Soil-conservation farming involves no-till farming, "green manures" and other soil-enhancing practices. Such farming methods attempt to mimic the biology of barren lands. They can revive damaged soil, minimize erosion, encourage plant growth, eliminate the use of nitrogen fertilizer or fungicide, produce above-average yields and protect crops during droughts or flooding. The result is less labor and lower costs that increase farmers’ profits. No-till farming and cover crops act as sinks for nitrogen and other nutrients. This increases the amount of soil organic matter.
Repeated plowing/tilling degrades soil, killing its beneficial fungi and earthworms. Once damaged, soil may take multiple seasons to fully recover, even in optimal circumstances.

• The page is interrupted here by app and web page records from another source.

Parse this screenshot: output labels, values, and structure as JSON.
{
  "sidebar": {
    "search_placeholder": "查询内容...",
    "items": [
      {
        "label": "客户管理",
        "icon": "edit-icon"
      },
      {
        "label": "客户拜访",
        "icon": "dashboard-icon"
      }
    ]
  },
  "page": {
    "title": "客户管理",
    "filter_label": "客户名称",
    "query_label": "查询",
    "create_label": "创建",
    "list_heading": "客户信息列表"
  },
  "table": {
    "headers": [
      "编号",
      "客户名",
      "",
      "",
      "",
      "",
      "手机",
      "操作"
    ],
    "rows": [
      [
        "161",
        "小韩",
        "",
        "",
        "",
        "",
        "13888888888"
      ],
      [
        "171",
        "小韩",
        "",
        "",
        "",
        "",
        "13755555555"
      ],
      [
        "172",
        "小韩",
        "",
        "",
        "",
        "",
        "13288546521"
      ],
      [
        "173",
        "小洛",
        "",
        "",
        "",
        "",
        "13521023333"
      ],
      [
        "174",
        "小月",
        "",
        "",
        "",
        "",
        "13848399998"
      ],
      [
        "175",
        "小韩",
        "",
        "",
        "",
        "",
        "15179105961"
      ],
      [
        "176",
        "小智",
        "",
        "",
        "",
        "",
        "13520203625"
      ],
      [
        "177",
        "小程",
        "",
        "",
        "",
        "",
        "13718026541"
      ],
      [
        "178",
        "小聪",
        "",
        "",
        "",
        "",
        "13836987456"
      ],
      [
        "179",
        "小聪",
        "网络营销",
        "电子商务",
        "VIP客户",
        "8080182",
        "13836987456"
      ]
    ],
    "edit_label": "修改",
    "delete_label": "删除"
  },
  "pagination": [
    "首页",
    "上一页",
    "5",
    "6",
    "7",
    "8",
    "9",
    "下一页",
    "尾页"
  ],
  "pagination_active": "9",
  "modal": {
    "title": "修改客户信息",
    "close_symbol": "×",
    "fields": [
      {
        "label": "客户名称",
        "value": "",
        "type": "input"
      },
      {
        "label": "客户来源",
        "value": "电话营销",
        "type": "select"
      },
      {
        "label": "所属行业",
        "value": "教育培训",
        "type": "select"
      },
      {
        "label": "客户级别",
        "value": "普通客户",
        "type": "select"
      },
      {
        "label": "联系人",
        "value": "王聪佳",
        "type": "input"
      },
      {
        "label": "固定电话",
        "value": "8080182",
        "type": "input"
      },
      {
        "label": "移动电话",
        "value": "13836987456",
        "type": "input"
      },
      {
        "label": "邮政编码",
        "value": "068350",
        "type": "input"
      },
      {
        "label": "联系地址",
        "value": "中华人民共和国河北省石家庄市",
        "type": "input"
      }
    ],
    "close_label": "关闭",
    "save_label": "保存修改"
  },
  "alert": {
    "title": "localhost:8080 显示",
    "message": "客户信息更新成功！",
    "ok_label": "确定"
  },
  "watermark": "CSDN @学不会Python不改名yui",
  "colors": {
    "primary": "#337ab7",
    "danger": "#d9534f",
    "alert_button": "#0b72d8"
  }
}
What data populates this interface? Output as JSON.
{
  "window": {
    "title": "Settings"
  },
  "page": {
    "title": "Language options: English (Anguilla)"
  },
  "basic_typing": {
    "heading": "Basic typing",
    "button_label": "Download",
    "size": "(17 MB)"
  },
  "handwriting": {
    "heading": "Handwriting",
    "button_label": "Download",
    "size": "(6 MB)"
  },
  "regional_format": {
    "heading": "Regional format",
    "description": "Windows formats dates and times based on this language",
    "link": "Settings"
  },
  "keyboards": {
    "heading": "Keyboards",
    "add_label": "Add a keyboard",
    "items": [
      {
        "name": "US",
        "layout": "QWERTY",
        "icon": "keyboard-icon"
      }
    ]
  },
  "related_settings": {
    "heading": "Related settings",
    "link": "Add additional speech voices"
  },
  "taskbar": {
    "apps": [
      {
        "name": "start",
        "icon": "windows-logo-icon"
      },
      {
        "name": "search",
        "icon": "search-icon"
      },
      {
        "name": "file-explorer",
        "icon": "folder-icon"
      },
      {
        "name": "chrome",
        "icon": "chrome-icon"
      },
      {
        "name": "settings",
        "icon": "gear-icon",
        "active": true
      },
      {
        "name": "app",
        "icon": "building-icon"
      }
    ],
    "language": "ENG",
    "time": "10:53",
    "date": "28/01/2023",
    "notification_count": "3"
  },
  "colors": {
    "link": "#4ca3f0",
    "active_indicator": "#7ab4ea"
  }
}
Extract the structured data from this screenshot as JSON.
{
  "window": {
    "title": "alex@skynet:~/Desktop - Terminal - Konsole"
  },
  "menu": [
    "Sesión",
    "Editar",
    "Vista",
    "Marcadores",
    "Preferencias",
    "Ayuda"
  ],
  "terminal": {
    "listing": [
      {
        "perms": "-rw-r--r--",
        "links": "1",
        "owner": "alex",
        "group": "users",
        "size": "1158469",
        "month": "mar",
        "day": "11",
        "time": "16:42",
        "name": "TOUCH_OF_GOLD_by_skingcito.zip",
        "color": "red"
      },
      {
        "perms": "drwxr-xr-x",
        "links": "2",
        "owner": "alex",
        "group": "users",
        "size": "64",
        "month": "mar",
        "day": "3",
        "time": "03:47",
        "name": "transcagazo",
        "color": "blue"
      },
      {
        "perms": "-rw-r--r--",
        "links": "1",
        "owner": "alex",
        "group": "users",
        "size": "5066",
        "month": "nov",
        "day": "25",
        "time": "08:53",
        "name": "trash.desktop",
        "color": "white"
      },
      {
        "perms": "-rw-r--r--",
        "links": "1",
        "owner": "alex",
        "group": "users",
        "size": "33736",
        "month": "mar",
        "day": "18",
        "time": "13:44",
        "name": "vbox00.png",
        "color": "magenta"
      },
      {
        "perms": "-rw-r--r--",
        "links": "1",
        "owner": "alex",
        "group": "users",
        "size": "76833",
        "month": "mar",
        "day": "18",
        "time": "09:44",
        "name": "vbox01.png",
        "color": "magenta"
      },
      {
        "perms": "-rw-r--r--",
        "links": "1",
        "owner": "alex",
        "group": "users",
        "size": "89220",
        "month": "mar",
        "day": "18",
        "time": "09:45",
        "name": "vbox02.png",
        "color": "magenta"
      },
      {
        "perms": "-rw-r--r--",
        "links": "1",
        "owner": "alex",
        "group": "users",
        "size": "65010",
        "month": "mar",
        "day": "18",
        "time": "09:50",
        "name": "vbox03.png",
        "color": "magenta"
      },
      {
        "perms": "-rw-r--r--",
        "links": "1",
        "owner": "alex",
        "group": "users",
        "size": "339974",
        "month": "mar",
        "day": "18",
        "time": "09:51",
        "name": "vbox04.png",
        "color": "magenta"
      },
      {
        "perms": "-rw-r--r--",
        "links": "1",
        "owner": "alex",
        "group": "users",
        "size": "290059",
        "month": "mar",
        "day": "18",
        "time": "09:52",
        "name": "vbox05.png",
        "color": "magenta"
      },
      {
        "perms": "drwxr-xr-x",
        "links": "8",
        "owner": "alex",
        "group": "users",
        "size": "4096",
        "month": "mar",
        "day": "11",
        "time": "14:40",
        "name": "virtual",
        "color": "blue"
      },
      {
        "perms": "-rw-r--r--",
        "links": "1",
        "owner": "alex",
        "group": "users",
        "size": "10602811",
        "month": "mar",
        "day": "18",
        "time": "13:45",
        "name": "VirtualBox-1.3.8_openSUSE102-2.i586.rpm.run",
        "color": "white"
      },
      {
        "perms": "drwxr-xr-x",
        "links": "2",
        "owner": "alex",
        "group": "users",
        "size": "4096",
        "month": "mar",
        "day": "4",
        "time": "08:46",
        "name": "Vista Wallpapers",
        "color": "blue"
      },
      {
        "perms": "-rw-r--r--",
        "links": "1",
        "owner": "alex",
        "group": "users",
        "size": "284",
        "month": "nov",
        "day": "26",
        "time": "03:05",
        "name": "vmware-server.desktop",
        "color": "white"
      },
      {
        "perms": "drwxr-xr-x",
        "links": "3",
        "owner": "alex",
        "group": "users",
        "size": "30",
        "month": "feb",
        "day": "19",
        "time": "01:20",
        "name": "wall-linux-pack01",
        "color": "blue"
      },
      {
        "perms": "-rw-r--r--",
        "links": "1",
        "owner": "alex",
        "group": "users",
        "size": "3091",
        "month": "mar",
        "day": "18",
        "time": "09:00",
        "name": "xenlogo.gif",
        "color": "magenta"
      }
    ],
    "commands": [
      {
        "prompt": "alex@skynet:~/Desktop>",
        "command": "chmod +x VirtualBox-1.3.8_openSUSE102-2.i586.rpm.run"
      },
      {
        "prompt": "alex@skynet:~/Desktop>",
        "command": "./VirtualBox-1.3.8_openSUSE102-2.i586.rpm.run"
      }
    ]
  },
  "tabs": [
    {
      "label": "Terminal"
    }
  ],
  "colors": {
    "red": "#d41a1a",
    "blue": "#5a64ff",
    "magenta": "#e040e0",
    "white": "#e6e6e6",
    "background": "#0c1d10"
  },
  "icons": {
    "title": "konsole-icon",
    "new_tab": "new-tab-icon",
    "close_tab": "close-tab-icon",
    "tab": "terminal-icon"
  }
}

Critics argue that no-till and related methods are impractical and too expensive for many growers, partly because it requires new equipment. They cite advantages for conventional tilling depending on the geography, crops and soil conditions. Some farmers claimed that no-till complicates pest control, delays planting and that post-harvest residues, especially for corn, are hard to manage.